WHAT THE TASK REQUIRES: Every line below must be copied as written, except for pictures.

[Entries taken from a collection]
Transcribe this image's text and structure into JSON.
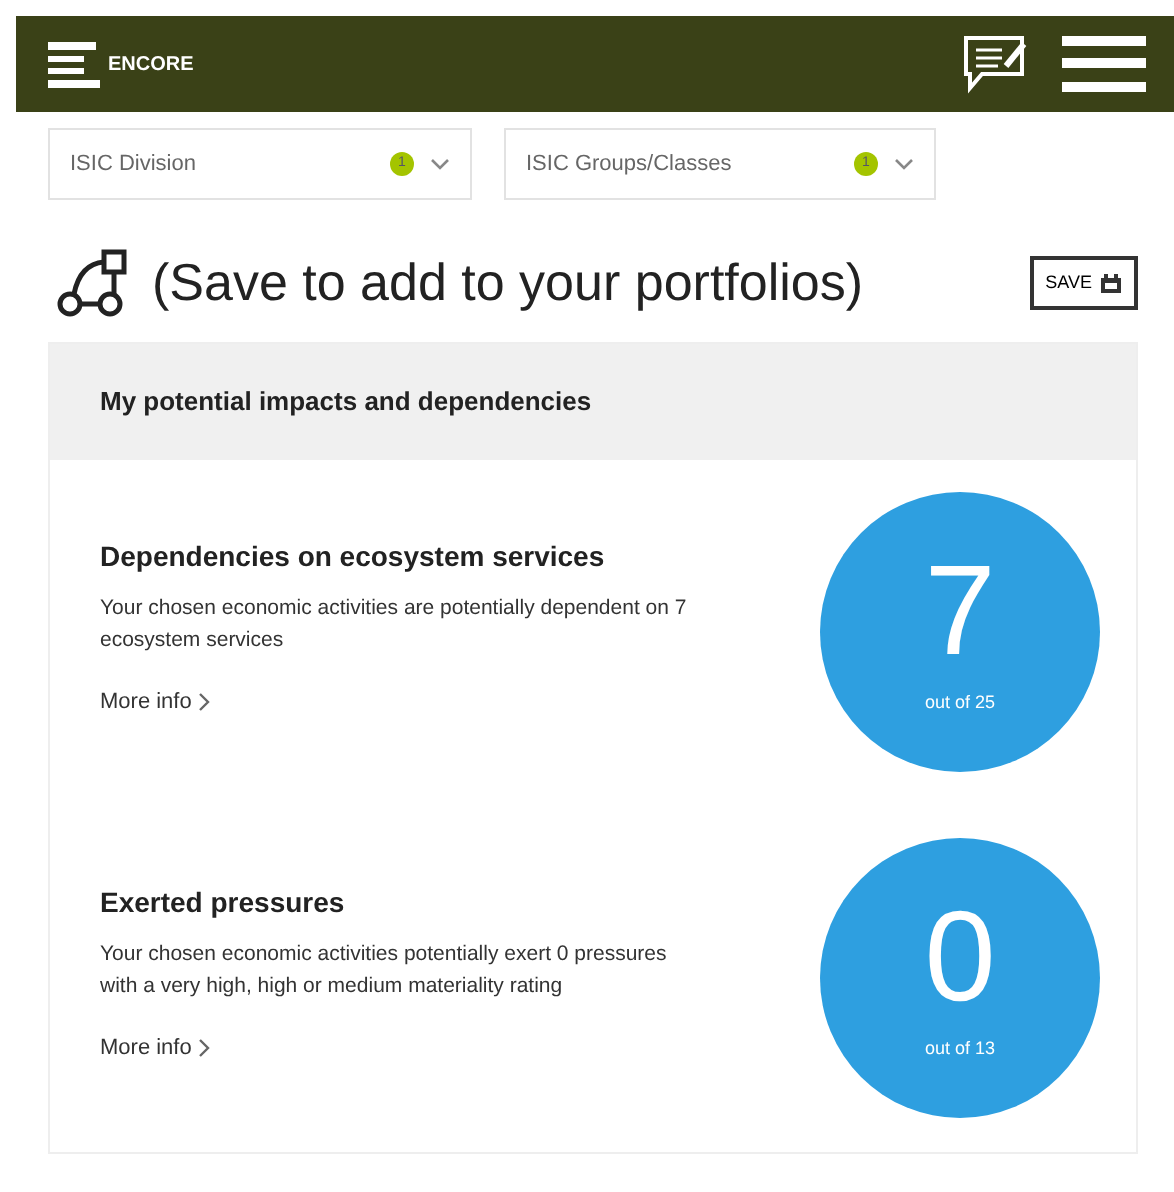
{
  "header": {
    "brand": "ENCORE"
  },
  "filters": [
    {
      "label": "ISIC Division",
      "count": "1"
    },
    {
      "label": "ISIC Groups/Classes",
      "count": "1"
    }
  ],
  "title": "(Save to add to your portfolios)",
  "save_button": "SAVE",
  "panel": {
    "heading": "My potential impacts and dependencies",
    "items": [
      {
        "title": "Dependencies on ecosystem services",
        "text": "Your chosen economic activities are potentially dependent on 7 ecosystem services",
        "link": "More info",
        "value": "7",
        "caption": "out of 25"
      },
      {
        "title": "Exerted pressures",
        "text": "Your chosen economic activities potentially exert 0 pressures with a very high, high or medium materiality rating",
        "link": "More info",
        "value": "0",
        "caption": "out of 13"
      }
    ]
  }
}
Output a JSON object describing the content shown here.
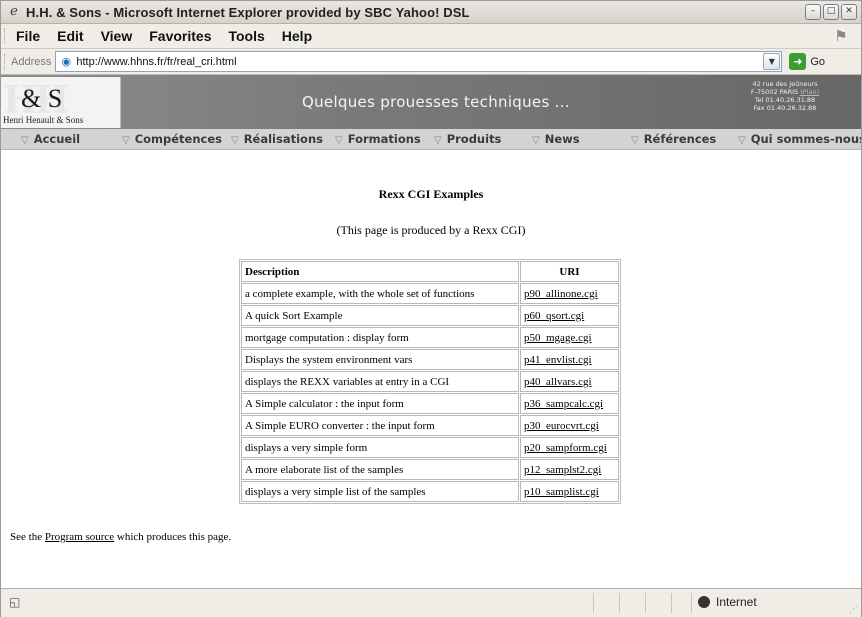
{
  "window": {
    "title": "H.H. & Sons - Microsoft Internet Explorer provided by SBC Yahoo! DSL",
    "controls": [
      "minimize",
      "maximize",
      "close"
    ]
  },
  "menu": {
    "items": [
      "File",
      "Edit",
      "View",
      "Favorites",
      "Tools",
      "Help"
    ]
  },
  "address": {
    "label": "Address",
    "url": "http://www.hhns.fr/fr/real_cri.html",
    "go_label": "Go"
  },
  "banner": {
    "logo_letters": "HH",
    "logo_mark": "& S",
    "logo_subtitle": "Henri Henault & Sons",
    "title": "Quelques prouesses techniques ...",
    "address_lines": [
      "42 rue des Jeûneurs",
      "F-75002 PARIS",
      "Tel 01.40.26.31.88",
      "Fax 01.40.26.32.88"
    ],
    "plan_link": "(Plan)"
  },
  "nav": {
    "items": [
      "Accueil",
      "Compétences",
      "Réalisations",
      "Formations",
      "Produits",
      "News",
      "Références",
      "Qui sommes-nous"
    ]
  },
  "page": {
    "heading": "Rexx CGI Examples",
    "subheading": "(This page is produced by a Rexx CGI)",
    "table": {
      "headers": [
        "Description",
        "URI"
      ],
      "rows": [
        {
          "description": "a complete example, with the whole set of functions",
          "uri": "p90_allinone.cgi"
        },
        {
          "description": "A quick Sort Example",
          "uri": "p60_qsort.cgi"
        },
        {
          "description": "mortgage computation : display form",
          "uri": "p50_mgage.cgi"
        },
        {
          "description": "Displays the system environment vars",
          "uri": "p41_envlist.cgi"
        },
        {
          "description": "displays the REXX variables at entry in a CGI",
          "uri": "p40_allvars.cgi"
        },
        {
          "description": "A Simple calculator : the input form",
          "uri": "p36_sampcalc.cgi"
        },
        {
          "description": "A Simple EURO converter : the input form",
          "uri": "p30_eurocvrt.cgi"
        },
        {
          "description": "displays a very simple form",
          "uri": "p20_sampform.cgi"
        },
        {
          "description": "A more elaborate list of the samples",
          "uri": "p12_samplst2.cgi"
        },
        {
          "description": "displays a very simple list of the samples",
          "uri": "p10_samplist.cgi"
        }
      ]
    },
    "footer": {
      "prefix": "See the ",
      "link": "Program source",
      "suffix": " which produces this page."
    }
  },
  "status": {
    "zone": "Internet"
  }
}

PROBLEM SOLUTION:
Transcribe this image's text and structure into JSON.
{
  "header": {
    "brand": "ENCORE"
  },
  "filters": [
    {
      "label": "ISIC Division",
      "count": "1"
    },
    {
      "label": "ISIC Groups/Classes",
      "count": "1"
    }
  ],
  "title": "(Save to add to your portfolios)",
  "save_button": "SAVE",
  "panel": {
    "heading": "My potential impacts and dependencies",
    "items": [
      {
        "title": "Dependencies on ecosystem services",
        "text": "Your chosen economic activities are potentially dependent on 7 ecosystem services",
        "link": "More info",
        "value": "7",
        "caption": "out of 25"
      },
      {
        "title": "Exerted pressures",
        "text": "Your chosen economic activities potentially exert 0 pressures with a very high, high or medium materiality rating",
        "link": "More info",
        "value": "0",
        "caption": "out of 13"
      }
    ]
  }
}
Output a JSON object describing the content shown here.
{
  "window": {
    "title": "H.H. & Sons - Microsoft Internet Explorer provided by SBC Yahoo! DSL",
    "controls": [
      "minimize",
      "maximize",
      "close"
    ]
  },
  "menu": {
    "items": [
      "File",
      "Edit",
      "View",
      "Favorites",
      "Tools",
      "Help"
    ]
  },
  "address": {
    "label": "Address",
    "url": "http://www.hhns.fr/fr/real_cri.html",
    "go_label": "Go"
  },
  "banner": {
    "logo_letters": "HH",
    "logo_mark": "& S",
    "logo_subtitle": "Henri Henault & Sons",
    "title": "Quelques prouesses techniques ...",
    "address_lines": [
      "42 rue des Jeûneurs",
      "F-75002 PARIS",
      "Tel 01.40.26.31.88",
      "Fax 01.40.26.32.88"
    ],
    "plan_link": "(Plan)"
  },
  "nav": {
    "items": [
      "Accueil",
      "Compétences",
      "Réalisations",
      "Formations",
      "Produits",
      "News",
      "Références",
      "Qui sommes-nous"
    ]
  },
  "page": {
    "heading": "Rexx CGI Examples",
    "subheading": "(This page is produced by a Rexx CGI)",
    "table": {
      "headers": [
        "Description",
        "URI"
      ],
      "rows": [
        {
          "description": "a complete example, with the whole set of functions",
          "uri": "p90_allinone.cgi"
        },
        {
          "description": "A quick Sort Example",
          "uri": "p60_qsort.cgi"
        },
        {
          "description": "mortgage computation : display form",
          "uri": "p50_mgage.cgi"
        },
        {
          "description": "Displays the system environment vars",
          "uri": "p41_envlist.cgi"
        },
        {
          "description": "displays the REXX variables at entry in a CGI",
          "uri": "p40_allvars.cgi"
        },
        {
          "description": "A Simple calculator : the input form",
          "uri": "p36_sampcalc.cgi"
        },
        {
          "description": "A Simple EURO converter : the input form",
          "uri": "p30_eurocvrt.cgi"
        },
        {
          "description": "displays a very simple form",
          "uri": "p20_sampform.cgi"
        },
        {
          "description": "A more elaborate list of the samples",
          "uri": "p12_samplst2.cgi"
        },
        {
          "description": "displays a very simple list of the samples",
          "uri": "p10_samplist.cgi"
        }
      ]
    },
    "footer": {
      "prefix": "See the ",
      "link": "Program source",
      "suffix": " which produces this page."
    }
  },
  "status": {
    "zone": "Internet"
  }
}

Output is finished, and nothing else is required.